[Items listed in a dataset]
>>>

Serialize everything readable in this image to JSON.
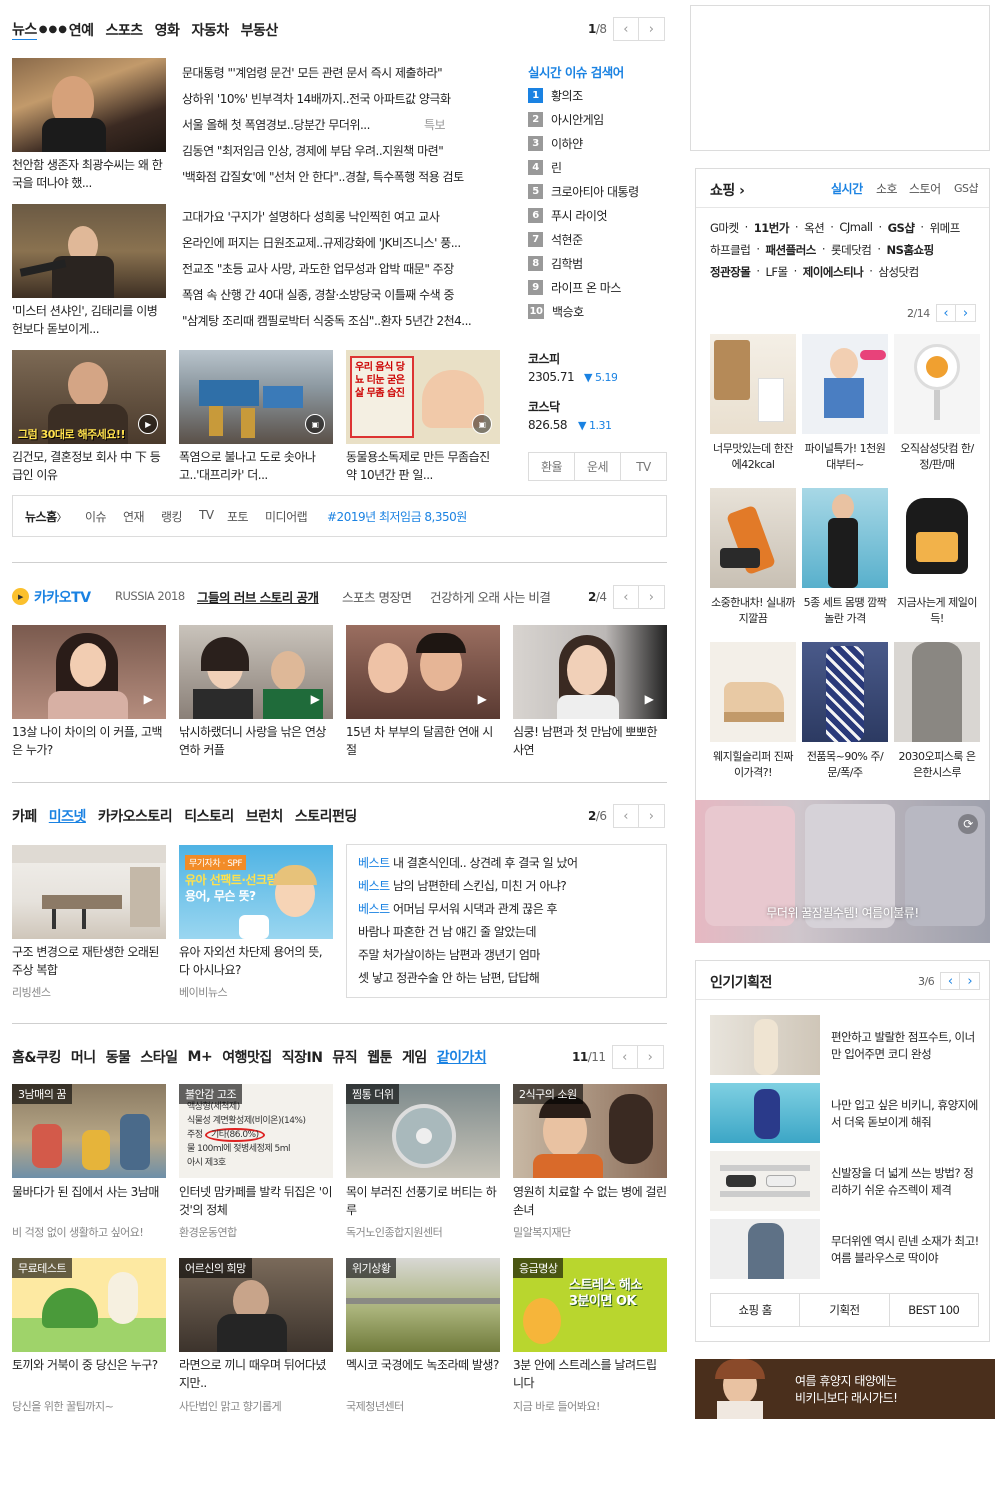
{
  "news": {
    "tabs": [
      "뉴스",
      "연예",
      "스포츠",
      "영화",
      "자동차",
      "부동산"
    ],
    "page": "1",
    "total": "/8",
    "photo_captions": [
      "천안함 생존자 최광수씨는 왜 한국을 떠나야 했...",
      "'미스터 션샤인', 김태리를 이병헌보다 돋보이게..."
    ],
    "headlines_1": [
      "문대통령 \"'계엄령 문건' 모든 관련 문서 즉시 제출하라\"",
      "상하위 '10%' 빈부격차 14배까지..전국 아파트값 양극화",
      "서울 올해 첫 폭염경보..당분간 무더위...",
      "김동연 \"최저임금 인상, 경제에 부담 우려..지원책 마련\"",
      "'백화점 갑질女'에 \"선처 안 한다\"..경찰, 특수폭행 적용 검토"
    ],
    "headline_tag": "특보",
    "headlines_2": [
      "고대가요 '구지가' 설명하다 성희롱 낙인찍힌 여고 교사",
      "온라인에 퍼지는 日원조교제..규제강화에 'JK비즈니스' 풍...",
      "전교조 \"초등 교사 사망, 과도한 업무성과 압박 때문\" 주장",
      "폭염 속 산행 간 40대 실종, 경찰·소방당국 이틀째 수색 중",
      "\"삼계탕 조리때 캠필로박터 식중독 조심\"..환자 5년간 2천4..."
    ],
    "bottom_captions": [
      "김건모, 결혼정보 회사 中 下 등급인 이유",
      "폭염으로 불나고 도로 솟아나고..'대프리카' 더...",
      "동물용소독제로 만든 무좀습진약 10년간 판 일..."
    ],
    "thumb_overlay": "그럼 30대로 해주세요!!",
    "sign_text": "우리 음식 당뇨 티눈 굳은살 무좀 습진",
    "realtime_title": "실시간 이슈 검색어",
    "realtime": [
      "황의조",
      "아시안게임",
      "이하얀",
      "린",
      "크로아티아 대통령",
      "푸시 라이엇",
      "석현준",
      "김학범",
      "라이프 온 마스",
      "백승호"
    ],
    "market": [
      {
        "name": "코스피",
        "value": "2305.71",
        "change": "▼ 5.19"
      },
      {
        "name": "코스닥",
        "value": "826.58",
        "change": "▼ 1.31"
      }
    ],
    "util_buttons": [
      "환율",
      "운세",
      "TV"
    ],
    "links": [
      "뉴스홈",
      "이슈",
      "연재",
      "랭킹",
      "TV",
      "포토",
      "미디어랩"
    ],
    "links_arrow": "〉",
    "hashtag": "#2019년 최저임금 8,350원"
  },
  "kakaotv": {
    "logo": "카카오TV",
    "tabs": [
      "RUSSIA 2018",
      "그들의 러브 스토리 공개",
      "스포츠 명장면",
      "건강하게 오래 사는 비결"
    ],
    "page": "2",
    "total": "/4",
    "captions": [
      "13살 나이 차이의 이 커플, 고백은 누가?",
      "낚시하랬더니 사랑을 낚은 연상연하 커플",
      "15년 차 부부의 달콤한 연애 시절",
      "심쿵! 남편과 첫 만남에 뽀뽀한 사연"
    ]
  },
  "cafe": {
    "tabs": [
      "카페",
      "미즈넷",
      "카카오스토리",
      "티스토리",
      "브런치",
      "스토리펀딩"
    ],
    "page": "2",
    "total": "/6",
    "cards": [
      {
        "caption": "구조 변경으로 재탄생한 오래된 주상 복합",
        "source": "리빙센스"
      },
      {
        "caption": "유아 자외선 차단제 용어의 뜻, 다 아시나요?",
        "source": "베이비뉴스"
      }
    ],
    "promo_text": [
      "무기자차 · SPF",
      "유아 선팩트·선크림",
      "용어, 무슨 뜻?"
    ],
    "best_label": "베스트",
    "posts": [
      "내 결혼식인데.. 상견례 후 결국 일 났어",
      "남의 남편한테 스킨십, 미친 거 아냐?",
      "어머님 무서워 시댁과 관계 끊은 후",
      "바람나 파혼한 건 남 얘긴 줄 알았는데",
      "주말 처가살이하는 남편과 갱년기 엄마",
      "셋 낳고 정관수술 안 하는 남편, 답답해"
    ]
  },
  "home": {
    "tabs": [
      "홈&쿠킹",
      "머니",
      "동물",
      "스타일",
      "M+",
      "여행맛집",
      "직장IN",
      "뮤직",
      "웹툰",
      "게임",
      "같이가치"
    ],
    "page": "11",
    "total": "/11",
    "cards": [
      {
        "badge": "3남매의 꿈",
        "caption": "물바다가 된 집에서 사는 3남매",
        "source": "비 걱정 없이 생활하고 싶어요!"
      },
      {
        "badge": "불안감 고조",
        "caption": "인터넷 맘카페를 발칵 뒤집은 '이것'의 정체",
        "source": "환경운동연합"
      },
      {
        "badge": "찜통 더위",
        "caption": "목이 부러진 선풍기로 버티는 하루",
        "source": "독거노인종합지원센터"
      },
      {
        "badge": "2식구의 소원",
        "caption": "영원히 치료할 수 없는 병에 걸린 손녀",
        "source": "밀알복지재단"
      },
      {
        "badge": "무료테스트",
        "caption": "토끼와 거북이 중 당신은 누구?",
        "source": "당신을 위한 꿀팁까지~"
      },
      {
        "badge": "어르신의 희망",
        "caption": "라면으로 끼니 때우며 뒤어다녔지만..",
        "source": "사단법인 맑고 향기롭게"
      },
      {
        "badge": "위기상황",
        "caption": "멕시코 국경에도 녹조라떼 발생?",
        "source": "국제청년센터"
      },
      {
        "badge": "응급명상",
        "caption": "3분 안에 스트레스를 날려드립니다",
        "source": "지금 바로 들어봐요!"
      }
    ],
    "label_text": [
      "액상형(세척제)",
      "식물성 계면활성제(비이온)(14%)",
      "주정",
      "기타(86.0%)",
      "물 100ml에 젖병세정제 5ml",
      "아시 제3호"
    ],
    "stress_text": [
      "스트레스 해소",
      "3분이면 OK"
    ]
  },
  "shopping": {
    "title": "쇼핑",
    "title_arrow": "›",
    "tabs": [
      "실시간",
      "소호",
      "스토어",
      "GS샵"
    ],
    "malls_1": [
      "G마켓",
      "11번가",
      "옥션",
      "CJmall",
      "GS샵",
      "위메프"
    ],
    "malls_2": [
      "하프클럽",
      "패션플러스",
      "롯데닷컴",
      "NS홈쇼핑"
    ],
    "malls_3": [
      "정관장몰",
      "LF몰",
      "제이에스티나",
      "삼성닷컴"
    ],
    "page": "2",
    "total": "/14",
    "items": [
      "너무맛있는데 한잔에42kcal",
      "파이널특가! 1천원대부터~",
      "오직삼성닷컴 한/정/판/매",
      "소중한내차! 실내까지깔끔",
      "5종 세트 몸땡 깜짝놀란 가격",
      "지금사는게 제일이득!",
      "웨지힐슬리퍼 진짜 이가격?!",
      "전품목~90% 주/문/폭/주",
      "2030오피스룩 은은한시스루"
    ],
    "banner": "무더위 꿀잠필수템! 여름이불류!"
  },
  "events": {
    "title": "인기기획전",
    "page": "3",
    "total": "/6",
    "items": [
      "편안하고 발랄한 점프수트, 이너만 입어주면 코디 완성",
      "나만 입고 싶은 비키니, 휴양지에서 더욱 돋보이게 해줘",
      "신발장을 더 넓게 쓰는 방법? 정리하기 쉬운 슈즈렉이 제격",
      "무더위엔 역시 린넨 소재가 최고! 여름 블라우스로 딱이야"
    ],
    "buttons": [
      "쇼핑 홈",
      "기획전",
      "BEST 100"
    ]
  },
  "ad_banner": [
    "여름 휴양지 태양에는",
    "비키니보다 래시가드!"
  ],
  "colors": {
    "accent": "#1a82e2",
    "kakao": "#fbc02d",
    "brand_brown": "#4a2f1c"
  },
  "icons": {
    "prev": "‹",
    "next": "›",
    "play": "▶",
    "refresh": "⟳"
  }
}
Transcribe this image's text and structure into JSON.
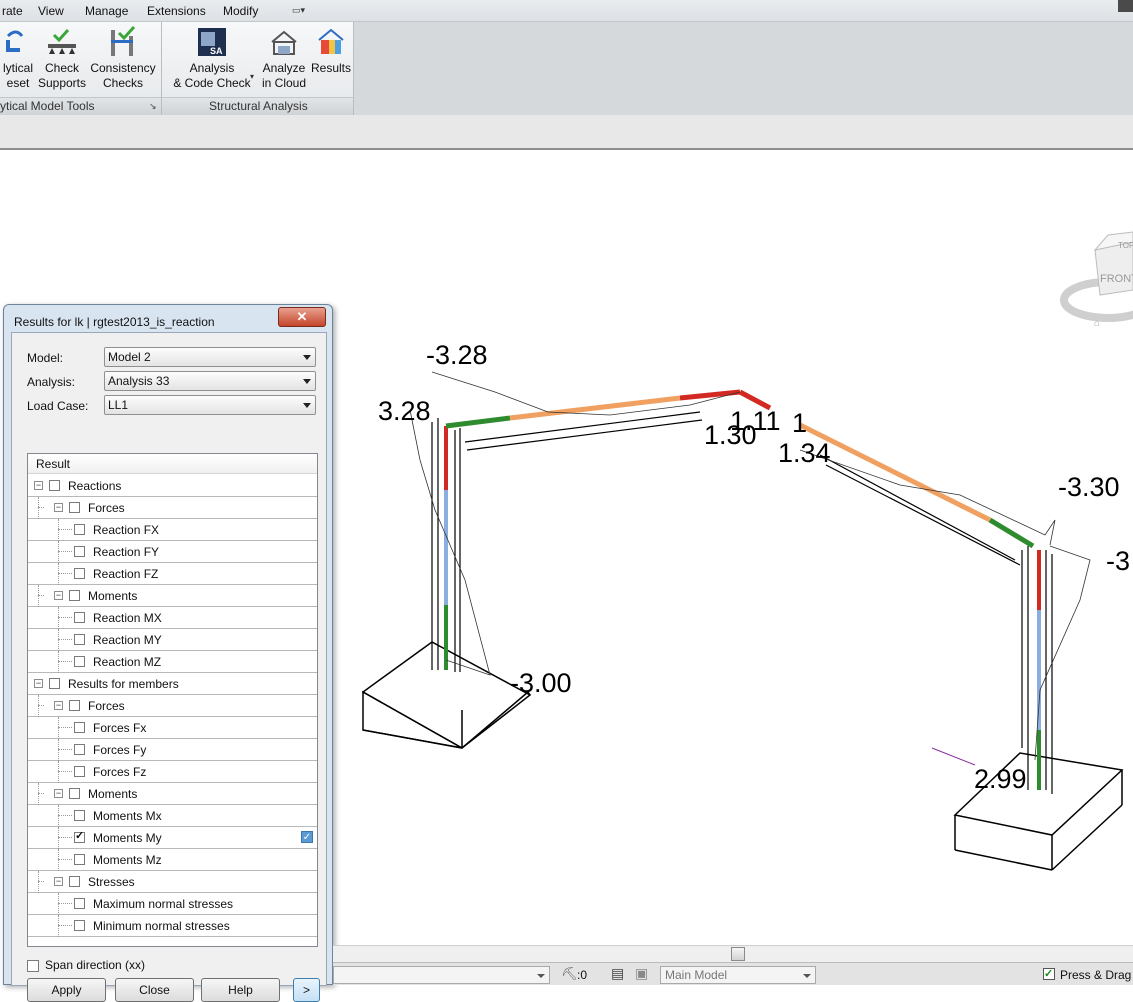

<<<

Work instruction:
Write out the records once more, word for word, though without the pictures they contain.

Answer space:
Serialize everything readable in this image to JSON.
{
  "news": {
    "tabs": [
      "뉴스",
      "연예",
      "스포츠",
      "영화",
      "자동차",
      "부동산"
    ],
    "page": "1",
    "total": "/8",
    "photo_captions": [
      "천안함 생존자 최광수씨는 왜 한국을 떠나야 했...",
      "'미스터 션샤인', 김태리를 이병헌보다 돋보이게..."
    ],
    "headlines_1": [
      "문대통령 \"'계엄령 문건' 모든 관련 문서 즉시 제출하라\"",
      "상하위 '10%' 빈부격차 14배까지..전국 아파트값 양극화",
      "서울 올해 첫 폭염경보..당분간 무더위...",
      "김동연 \"최저임금 인상, 경제에 부담 우려..지원책 마련\"",
      "'백화점 갑질女'에 \"선처 안 한다\"..경찰, 특수폭행 적용 검토"
    ],
    "headline_tag": "특보",
    "headlines_2": [
      "고대가요 '구지가' 설명하다 성희롱 낙인찍힌 여고 교사",
      "온라인에 퍼지는 日원조교제..규제강화에 'JK비즈니스' 풍...",
      "전교조 \"초등 교사 사망, 과도한 업무성과 압박 때문\" 주장",
      "폭염 속 산행 간 40대 실종, 경찰·소방당국 이틀째 수색 중",
      "\"삼계탕 조리때 캠필로박터 식중독 조심\"..환자 5년간 2천4..."
    ],
    "bottom_captions": [
      "김건모, 결혼정보 회사 中 下 등급인 이유",
      "폭염으로 불나고 도로 솟아나고..'대프리카' 더...",
      "동물용소독제로 만든 무좀습진약 10년간 판 일..."
    ],
    "thumb_overlay": "그럼 30대로 해주세요!!",
    "sign_text": "우리 음식 당뇨 티눈 굳은살 무좀 습진",
    "realtime_title": "실시간 이슈 검색어",
    "realtime": [
      "황의조",
      "아시안게임",
      "이하얀",
      "린",
      "크로아티아 대통령",
      "푸시 라이엇",
      "석현준",
      "김학범",
      "라이프 온 마스",
      "백승호"
    ],
    "market": [
      {
        "name": "코스피",
        "value": "2305.71",
        "change": "▼ 5.19"
      },
      {
        "name": "코스닥",
        "value": "826.58",
        "change": "▼ 1.31"
      }
    ],
    "util_buttons": [
      "환율",
      "운세",
      "TV"
    ],
    "links": [
      "뉴스홈",
      "이슈",
      "연재",
      "랭킹",
      "TV",
      "포토",
      "미디어랩"
    ],
    "links_arrow": "〉",
    "hashtag": "#2019년 최저임금 8,350원"
  },
  "kakaotv": {
    "logo": "카카오TV",
    "tabs": [
      "RUSSIA 2018",
      "그들의 러브 스토리 공개",
      "스포츠 명장면",
      "건강하게 오래 사는 비결"
    ],
    "page": "2",
    "total": "/4",
    "captions": [
      "13살 나이 차이의 이 커플, 고백은 누가?",
      "낚시하랬더니 사랑을 낚은 연상연하 커플",
      "15년 차 부부의 달콤한 연애 시절",
      "심쿵! 남편과 첫 만남에 뽀뽀한 사연"
    ]
  },
  "cafe": {
    "tabs": [
      "카페",
      "미즈넷",
      "카카오스토리",
      "티스토리",
      "브런치",
      "스토리펀딩"
    ],
    "page": "2",
    "total": "/6",
    "cards": [
      {
        "caption": "구조 변경으로 재탄생한 오래된 주상 복합",
        "source": "리빙센스"
      },
      {
        "caption": "유아 자외선 차단제 용어의 뜻, 다 아시나요?",
        "source": "베이비뉴스"
      }
    ],
    "promo_text": [
      "무기자차 · SPF",
      "유아 선팩트·선크림",
      "용어, 무슨 뜻?"
    ],
    "best_label": "베스트",
    "posts": [
      "내 결혼식인데.. 상견례 후 결국 일 났어",
      "남의 남편한테 스킨십, 미친 거 아냐?",
      "어머님 무서워 시댁과 관계 끊은 후",
      "바람나 파혼한 건 남 얘긴 줄 알았는데",
      "주말 처가살이하는 남편과 갱년기 엄마",
      "셋 낳고 정관수술 안 하는 남편, 답답해"
    ]
  },
  "home": {
    "tabs": [
      "홈&쿠킹",
      "머니",
      "동물",
      "스타일",
      "M+",
      "여행맛집",
      "직장IN",
      "뮤직",
      "웹툰",
      "게임",
      "같이가치"
    ],
    "page": "11",
    "total": "/11",
    "cards": [
      {
        "badge": "3남매의 꿈",
        "caption": "물바다가 된 집에서 사는 3남매",
        "source": "비 걱정 없이 생활하고 싶어요!"
      },
      {
        "badge": "불안감 고조",
        "caption": "인터넷 맘카페를 발칵 뒤집은 '이것'의 정체",
        "source": "환경운동연합"
      },
      {
        "badge": "찜통 더위",
        "caption": "목이 부러진 선풍기로 버티는 하루",
        "source": "독거노인종합지원센터"
      },
      {
        "badge": "2식구의 소원",
        "caption": "영원히 치료할 수 없는 병에 걸린 손녀",
        "source": "밀알복지재단"
      },
      {
        "badge": "무료테스트",
        "caption": "토끼와 거북이 중 당신은 누구?",
        "source": "당신을 위한 꿀팁까지~"
      },
      {
        "badge": "어르신의 희망",
        "caption": "라면으로 끼니 때우며 뒤어다녔지만..",
        "source": "사단법인 맑고 향기롭게"
      },
      {
        "badge": "위기상황",
        "caption": "멕시코 국경에도 녹조라떼 발생?",
        "source": "국제청년센터"
      },
      {
        "badge": "응급명상",
        "caption": "3분 안에 스트레스를 날려드립니다",
        "source": "지금 바로 들어봐요!"
      }
    ],
    "label_text": [
      "액상형(세척제)",
      "식물성 계면활성제(비이온)(14%)",
      "주정",
      "기타(86.0%)",
      "물 100ml에 젖병세정제 5ml",
      "아시 제3호"
    ],
    "stress_text": [
      "스트레스 해소",
      "3분이면 OK"
    ]
  },
  "shopping": {
    "title": "쇼핑",
    "title_arrow": "›",
    "tabs": [
      "실시간",
      "소호",
      "스토어",
      "GS샵"
    ],
    "malls_1": [
      "G마켓",
      "11번가",
      "옥션",
      "CJmall",
      "GS샵",
      "위메프"
    ],
    "malls_2": [
      "하프클럽",
      "패션플러스",
      "롯데닷컴",
      "NS홈쇼핑"
    ],
    "malls_3": [
      "정관장몰",
      "LF몰",
      "제이에스티나",
      "삼성닷컴"
    ],
    "page": "2",
    "total": "/14",
    "items": [
      "너무맛있는데 한잔에42kcal",
      "파이널특가! 1천원대부터~",
      "오직삼성닷컴 한/정/판/매",
      "소중한내차! 실내까지깔끔",
      "5종 세트 몸땡 깜짝놀란 가격",
      "지금사는게 제일이득!",
      "웨지힐슬리퍼 진짜 이가격?!",
      "전품목~90% 주/문/폭/주",
      "2030오피스룩 은은한시스루"
    ],
    "banner": "무더위 꿀잠필수템! 여름이불류!"
  },
  "events": {
    "title": "인기기획전",
    "page": "3",
    "total": "/6",
    "items": [
      "편안하고 발랄한 점프수트, 이너만 입어주면 코디 완성",
      "나만 입고 싶은 비키니, 휴양지에서 더욱 돋보이게 해줘",
      "신발장을 더 넓게 쓰는 방법? 정리하기 쉬운 슈즈렉이 제격",
      "무더위엔 역시 린넨 소재가 최고! 여름 블라우스로 딱이야"
    ],
    "buttons": [
      "쇼핑 홈",
      "기획전",
      "BEST 100"
    ]
  },
  "ad_banner": [
    "여름 휴양지 태양에는",
    "비키니보다 래시가드!"
  ],
  "colors": {
    "accent": "#1a82e2",
    "kakao": "#fbc02d",
    "brand_brown": "#4a2f1c"
  },
  "icons": {
    "prev": "‹",
    "next": "›",
    "play": "▶",
    "refresh": "⟳"
  }
}
Transcribe this image's text and structure into JSON.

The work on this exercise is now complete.